MP hands over petition against Horncroft sand pit

Arundel & South Downs MP Nick Herbert handed over a petition on behalf of local people against the proposed Horncroft sand quarry at West Sussex County Hall in Chichester on Friday (28 January).


Mr Herbert has maintained his support for local campaigners who are trying to stop the development of the sand quarry near Fittleworth, which is located in the heart of the new South Downs National Park.

The petition, signed by over 640 parishioners and visitors, was handed over by Mr Herbert to Derek Whittington, Chairman of the Planning Committee at West Sussex County Council.  A group of protestors joined the event to add their support and mount a peaceful demonstration with their presence and placards.

Mr Whittington was unable to express a view ahead of the formal planning process, but told protestors that all views would be taken into account.

The proposal for the development, submitted by the Barlavington Estate, is to create the facilities, plant and quarry required to extract 1.5 million tons of sand over the next 20 years. 

Local people fear that the development will not only damage an area located within the South Downs National Park, but would increase noise and traffic.  It is believed that there would be up to 100 vehicle movements a day from the site - most of them heavy lorries.

The scheme's promoters have submitted the application to the County Council ahead of 1 April when the South Downs Park Authority will assume responsibility for planning decisions in the Park.  Mr Herbert and local campaigners hope that the Council's planning committee will nevertheless recognise the importance of preserving the new National Park. 

The deadline for objections has now been extended to 11 February, but a decision could still be taken by the County Council.

Michael Brown, the local County Councillor and Cabinet Member for Finance, commented: "I was greatly encouraged to see so many people braving the cold weather, peacefully and democratically to express their opposition to the Horncroft proposal.

"I am quietly confident that their efforts will not have been in vain."

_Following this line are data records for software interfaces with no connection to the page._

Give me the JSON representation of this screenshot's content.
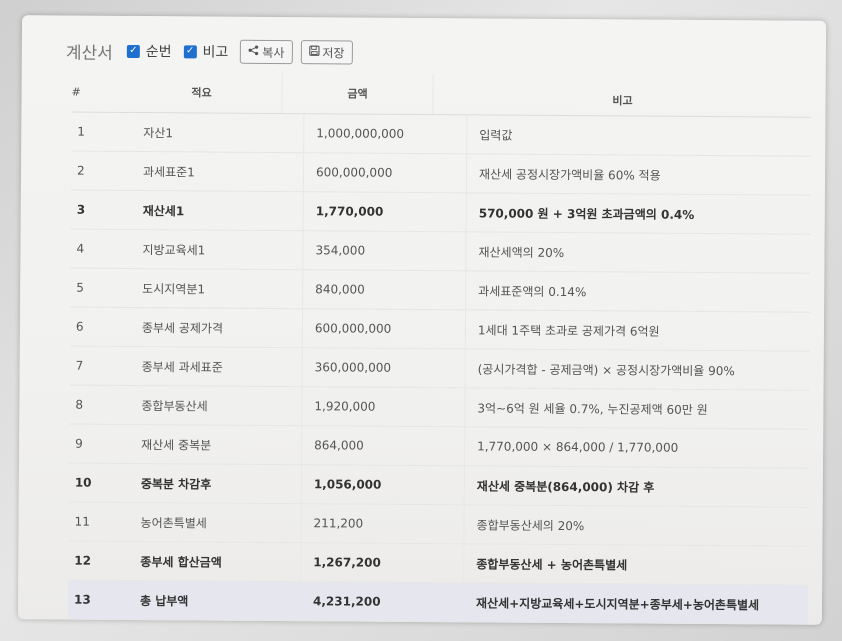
{
  "toolbar": {
    "title": "계산서",
    "checkboxes": [
      {
        "label": "순번",
        "checked": true
      },
      {
        "label": "비고",
        "checked": true
      }
    ],
    "copy_label": "복사",
    "save_label": "저장",
    "accent_color": "#1f6fd1"
  },
  "table": {
    "headers": {
      "num": "#",
      "item": "적요",
      "amount": "금액",
      "note": "비고"
    },
    "rows": [
      {
        "num": "1",
        "item": "자산1",
        "amount": "1,000,000,000",
        "note": "입력값",
        "bold": false
      },
      {
        "num": "2",
        "item": "과세표준1",
        "amount": "600,000,000",
        "note": "재산세 공정시장가액비율 60% 적용",
        "bold": false
      },
      {
        "num": "3",
        "item": "재산세1",
        "amount": "1,770,000",
        "note": "570,000 원 + 3억원 초과금액의 0.4%",
        "bold": true
      },
      {
        "num": "4",
        "item": "지방교육세1",
        "amount": "354,000",
        "note": "재산세액의 20%",
        "bold": false
      },
      {
        "num": "5",
        "item": "도시지역분1",
        "amount": "840,000",
        "note": "과세표준액의 0.14%",
        "bold": false
      },
      {
        "num": "6",
        "item": "종부세 공제가격",
        "amount": "600,000,000",
        "note": "1세대 1주택 초과로 공제가격 6억원",
        "bold": false
      },
      {
        "num": "7",
        "item": "종부세 과세표준",
        "amount": "360,000,000",
        "note": "(공시가격합 - 공제금액) × 공정시장가액비율 90%",
        "bold": false
      },
      {
        "num": "8",
        "item": "종합부동산세",
        "amount": "1,920,000",
        "note": "3억~6억 원 세율 0.7%, 누진공제액 60만 원",
        "bold": false
      },
      {
        "num": "9",
        "item": "재산세 중복분",
        "amount": "864,000",
        "note": "1,770,000 × 864,000 / 1,770,000",
        "bold": false
      },
      {
        "num": "10",
        "item": "중복분 차감후",
        "amount": "1,056,000",
        "note": "재산세 중복분(864,000) 차감 후",
        "bold": true
      },
      {
        "num": "11",
        "item": "농어촌특별세",
        "amount": "211,200",
        "note": "종합부동산세의 20%",
        "bold": false
      },
      {
        "num": "12",
        "item": "종부세 합산금액",
        "amount": "1,267,200",
        "note": "종합부동산세 + 농어촌특별세",
        "bold": true
      },
      {
        "num": "13",
        "item": "총 납부액",
        "amount": "4,231,200",
        "note": "재산세+지방교육세+도시지역분+종부세+농어촌특별세",
        "bold": true,
        "highlight": true
      }
    ]
  }
}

Scott Greenhalgh, of the Campaign against Horncroft Steering Group, commented: "We greatly appreciate Nick Herbert's support.  There is overwhelming opposition to Horncroft locally and a very real concern that the first new quarry in a National Park would establish a terrible precedent not just in Sussex but nationally.

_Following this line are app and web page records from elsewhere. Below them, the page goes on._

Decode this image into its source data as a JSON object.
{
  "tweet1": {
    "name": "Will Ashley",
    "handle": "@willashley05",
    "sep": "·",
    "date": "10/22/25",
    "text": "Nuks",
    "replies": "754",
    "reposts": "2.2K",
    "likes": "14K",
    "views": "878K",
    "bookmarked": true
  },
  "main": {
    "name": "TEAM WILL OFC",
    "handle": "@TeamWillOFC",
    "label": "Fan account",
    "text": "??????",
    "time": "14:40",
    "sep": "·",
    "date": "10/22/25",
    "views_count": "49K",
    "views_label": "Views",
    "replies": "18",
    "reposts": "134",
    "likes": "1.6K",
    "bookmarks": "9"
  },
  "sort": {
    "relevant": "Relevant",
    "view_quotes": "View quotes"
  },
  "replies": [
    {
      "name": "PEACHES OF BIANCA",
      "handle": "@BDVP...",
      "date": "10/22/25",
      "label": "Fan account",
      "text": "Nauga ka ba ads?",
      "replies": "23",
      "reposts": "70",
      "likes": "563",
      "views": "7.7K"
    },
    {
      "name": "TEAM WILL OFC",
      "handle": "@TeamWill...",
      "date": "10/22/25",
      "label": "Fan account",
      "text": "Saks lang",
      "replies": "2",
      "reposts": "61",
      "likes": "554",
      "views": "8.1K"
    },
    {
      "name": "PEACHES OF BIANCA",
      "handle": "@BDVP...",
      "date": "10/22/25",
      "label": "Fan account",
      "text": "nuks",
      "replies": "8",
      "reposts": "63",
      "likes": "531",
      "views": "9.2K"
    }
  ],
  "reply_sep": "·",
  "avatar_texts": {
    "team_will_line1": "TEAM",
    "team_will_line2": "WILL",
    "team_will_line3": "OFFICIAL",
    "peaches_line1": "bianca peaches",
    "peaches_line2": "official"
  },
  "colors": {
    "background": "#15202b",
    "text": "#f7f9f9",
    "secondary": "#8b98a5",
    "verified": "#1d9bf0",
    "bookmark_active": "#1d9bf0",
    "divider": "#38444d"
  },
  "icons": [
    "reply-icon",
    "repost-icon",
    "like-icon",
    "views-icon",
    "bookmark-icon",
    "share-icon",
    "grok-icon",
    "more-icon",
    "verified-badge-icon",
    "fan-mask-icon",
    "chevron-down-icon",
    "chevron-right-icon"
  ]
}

"West Sussex has 20 years of reserves based on current demand so there really is no need for Horncroft."

Nick Herbert commented: "I was delighted to hand over this petition on behalf of local communities who feel so strongly, as I do, about protecting the South Downs against inappropriate development.

"Quarries in national parks are rightly not allowed unless there are exceptional circumstances, which I do not believe apply in this case.  West Sussex appears to have adequate reserves of sand and alternative supplies, and the focus should be on recycling aggregates."

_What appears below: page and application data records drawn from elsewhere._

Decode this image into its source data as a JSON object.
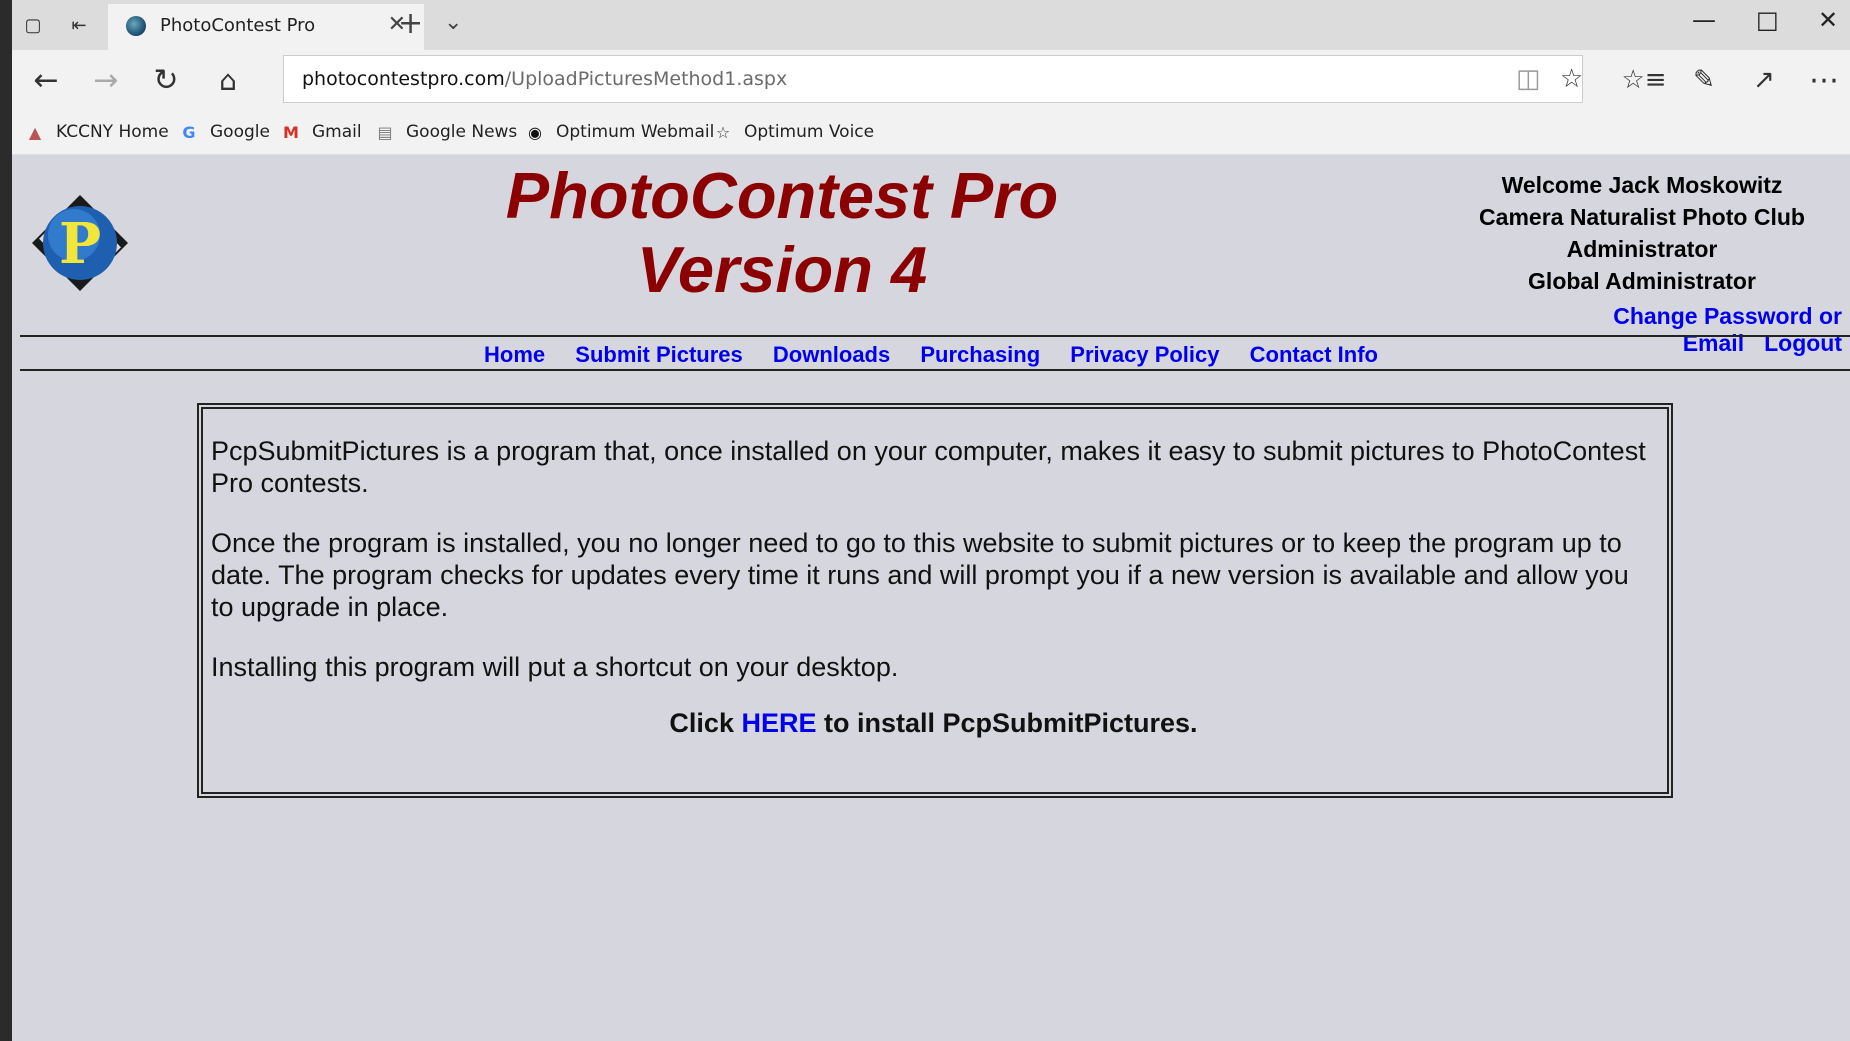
{
  "browser": {
    "tab_title": "PhotoContest Pro",
    "url_host": "photocontestpro.com",
    "url_path": "/UploadPicturesMethod1.aspx",
    "favorites": [
      {
        "label": "KCCNY Home",
        "icon": "kccny-icon"
      },
      {
        "label": "Google",
        "icon": "google-icon"
      },
      {
        "label": "Gmail",
        "icon": "gmail-icon"
      },
      {
        "label": "Google News",
        "icon": "news-icon"
      },
      {
        "label": "Optimum Webmail",
        "icon": "optimum-icon"
      },
      {
        "label": "Optimum Voice",
        "icon": "star-icon"
      }
    ]
  },
  "header": {
    "title_line1": "PhotoContest Pro",
    "title_line2": "Version 4",
    "welcome": "Welcome Jack Moskowitz",
    "club": "Camera Naturalist Photo Club",
    "role1": "Administrator",
    "role2": "Global Administrator",
    "change_password": "Change Password or Email",
    "logout": "Logout",
    "logo_letter": "P"
  },
  "menu": [
    "Home",
    "Submit Pictures",
    "Downloads",
    "Purchasing",
    "Privacy Policy",
    "Contact Info"
  ],
  "content": {
    "para1": "PcpSubmitPictures is a program that, once installed on your computer, makes it easy to submit pictures to PhotoContest Pro contests.",
    "para2": "Once the program is installed, you no longer need to go to this website to submit pictures or to keep the program up to date. The program checks for updates every time it runs and will prompt you if a new version is available and allow you to upgrade in place.",
    "para3": "Installing this program will put a shortcut on your desktop.",
    "install_prefix": "Click ",
    "install_link": "HERE",
    "install_suffix": " to install PcpSubmitPictures."
  }
}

The MP added: "I hope that all those who will take a decision on this issue, whether it is the County Council's planning committee or the new Park Authority, will note the strength of local feeling and the weight of the arguments against this damaging proposal."


Notes for Editors

1. For further details about the proposed sand pit, visit

2. The planning application can be viewed at

Alexander BlackPlanning